ENTRIES SHOWN:
----
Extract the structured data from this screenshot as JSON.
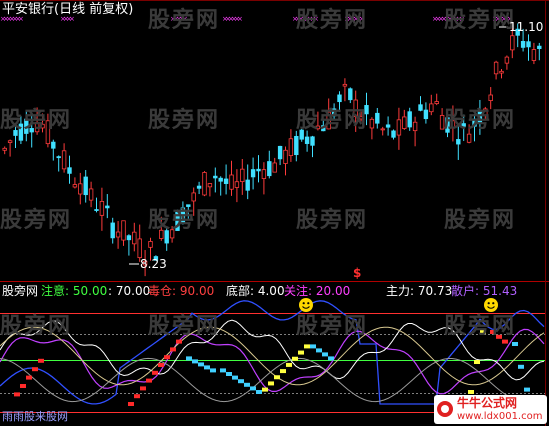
{
  "header": {
    "title": "平安银行(日线 前复权)"
  },
  "watermark": "股旁网",
  "price_panel": {
    "high_label": "11.10",
    "low_label": "8.23",
    "signal_mark": "$",
    "colors": {
      "up": "#ff3b3b",
      "down": "#40e0ff",
      "marker": "#ff40ff",
      "label": "#ffffff"
    }
  },
  "indicator_bar": {
    "name": "股旁网",
    "items": [
      {
        "label": "注意: 50.00",
        "color": "#40ff40"
      },
      {
        "label": ": 70.00",
        "color": "#ffffff"
      },
      {
        "label": "毒仓: 90.00",
        "color": "#ff4040"
      },
      {
        "label": "底部: 4.00",
        "color": "#ffffff"
      },
      {
        "label": "关注: 20.00",
        "color": "#ff40ff"
      },
      {
        "label": "主力: 70.73",
        "color": "#ffffff"
      },
      {
        "label": "散户: 51.43",
        "color": "#b060ff"
      }
    ]
  },
  "footer": {
    "left_text": "雨雨股来股网",
    "brand_name": "牛牛公式网",
    "brand_url": "www.ldx001.com"
  },
  "chart_data": [
    {
      "type": "candlestick",
      "title": "平安银行(日线 前复权)",
      "annotations": [
        {
          "text": "11.10",
          "kind": "highest"
        },
        {
          "text": "8.23",
          "kind": "lowest"
        }
      ],
      "approx_close_series": [
        9.6,
        9.8,
        9.9,
        10.0,
        9.9,
        9.7,
        9.5,
        9.3,
        9.2,
        9.0,
        8.9,
        8.7,
        8.6,
        8.5,
        8.4,
        8.3,
        8.4,
        8.6,
        8.7,
        8.9,
        9.0,
        9.2,
        9.3,
        9.2,
        9.1,
        9.2,
        9.3,
        9.4,
        9.4,
        9.5,
        9.6,
        9.7,
        9.8,
        9.9,
        10.0,
        10.2,
        10.3,
        10.1,
        10.0,
        9.9,
        9.8,
        9.8,
        9.9,
        10.0,
        10.1,
        10.2,
        10.0,
        9.9,
        9.8,
        9.9,
        10.1,
        10.4,
        10.7,
        10.9,
        11.0,
        10.9,
        10.8
      ]
    },
    {
      "type": "line",
      "title": "股旁网",
      "reference_lines": {
        "注意": 50.0,
        "70": 70.0,
        "毒仓": 90.0,
        "底部": 4.0,
        "关注": 20.0
      },
      "series": [
        {
          "name": "主力",
          "last": 70.73
        },
        {
          "name": "散户",
          "last": 51.43
        }
      ]
    }
  ]
}
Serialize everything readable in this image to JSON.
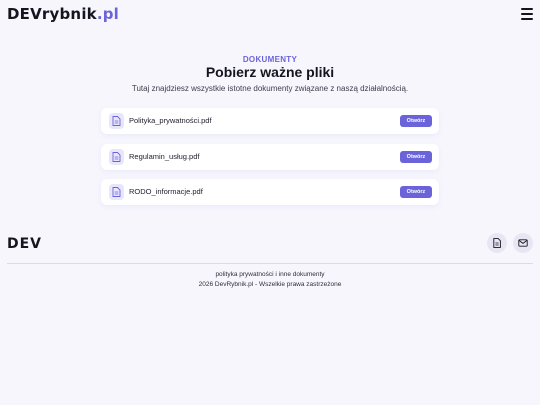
{
  "header": {
    "brand_dev": "DEV",
    "brand_rest": "rybnik",
    "brand_tld": ".pl",
    "menu_icon": "hamburger-menu-icon"
  },
  "hero": {
    "eyebrow": "DOKUMENTY",
    "title": "Pobierz ważne pliki",
    "subtitle": "Tutaj znajdziesz wszystkie istotne dokumenty związane z naszą działalnością."
  },
  "documents": [
    {
      "name": "Polityka_prywatności.pdf",
      "button": "Otwórz",
      "icon": "file-icon"
    },
    {
      "name": "Regulamin_usług.pdf",
      "button": "Otwórz",
      "icon": "file-icon"
    },
    {
      "name": "RODO_informacje.pdf",
      "button": "Otwórz",
      "icon": "file-icon"
    }
  ],
  "footer": {
    "logo": "DEV",
    "icons": [
      "document-icon",
      "mail-icon"
    ],
    "line1": "polityka prywatności i inne dokumenty",
    "line2": "2026 DevRybnik.pl - Wszelkie prawa zastrzeżone"
  },
  "colors": {
    "accent": "#6b63d9",
    "background": "#f7f6fd",
    "card": "#ffffff",
    "icon_bg": "#e8e6fb"
  }
}
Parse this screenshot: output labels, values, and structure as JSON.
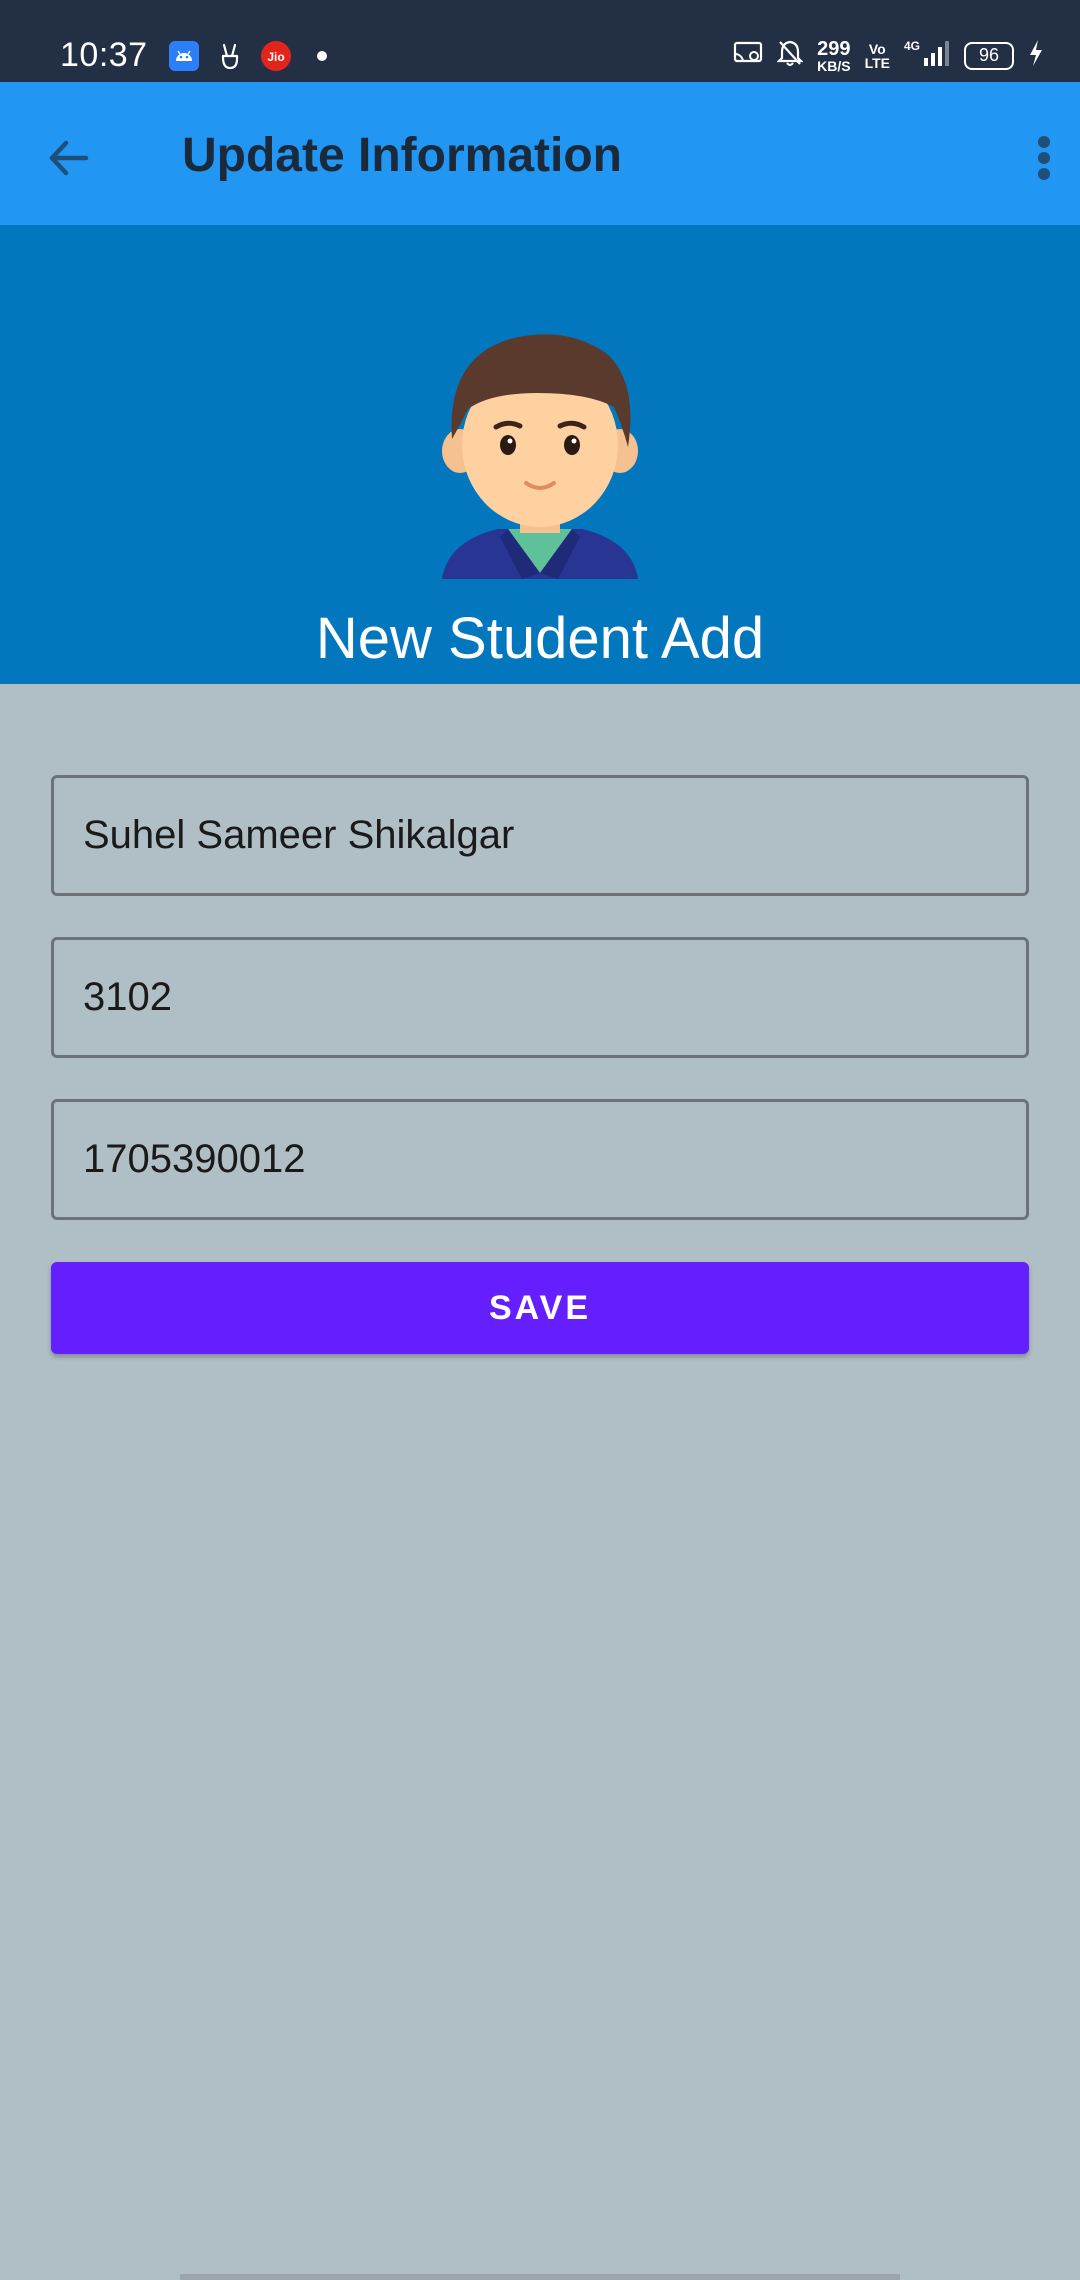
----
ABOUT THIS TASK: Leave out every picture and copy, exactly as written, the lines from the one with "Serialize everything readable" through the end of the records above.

WRITTEN ANSWER:
Serialize everything readable in this image to JSON.
{
  "header": {
    "brand_dev": "DEV",
    "brand_rest": "rybnik",
    "brand_tld": ".pl",
    "menu_icon": "hamburger-menu-icon"
  },
  "hero": {
    "eyebrow": "DOKUMENTY",
    "title": "Pobierz ważne pliki",
    "subtitle": "Tutaj znajdziesz wszystkie istotne dokumenty związane z naszą działalnością."
  },
  "documents": [
    {
      "name": "Polityka_prywatności.pdf",
      "button": "Otwórz",
      "icon": "file-icon"
    },
    {
      "name": "Regulamin_usług.pdf",
      "button": "Otwórz",
      "icon": "file-icon"
    },
    {
      "name": "RODO_informacje.pdf",
      "button": "Otwórz",
      "icon": "file-icon"
    }
  ],
  "footer": {
    "logo": "DEV",
    "icons": [
      "document-icon",
      "mail-icon"
    ],
    "line1": "polityka prywatności i inne dokumenty",
    "line2": "2026 DevRybnik.pl - Wszelkie prawa zastrzeżone"
  },
  "colors": {
    "accent": "#6b63d9",
    "background": "#f7f6fd",
    "card": "#ffffff",
    "icon_bg": "#e8e6fb"
  }
}
Parse this screenshot: output labels, values, and structure as JSON.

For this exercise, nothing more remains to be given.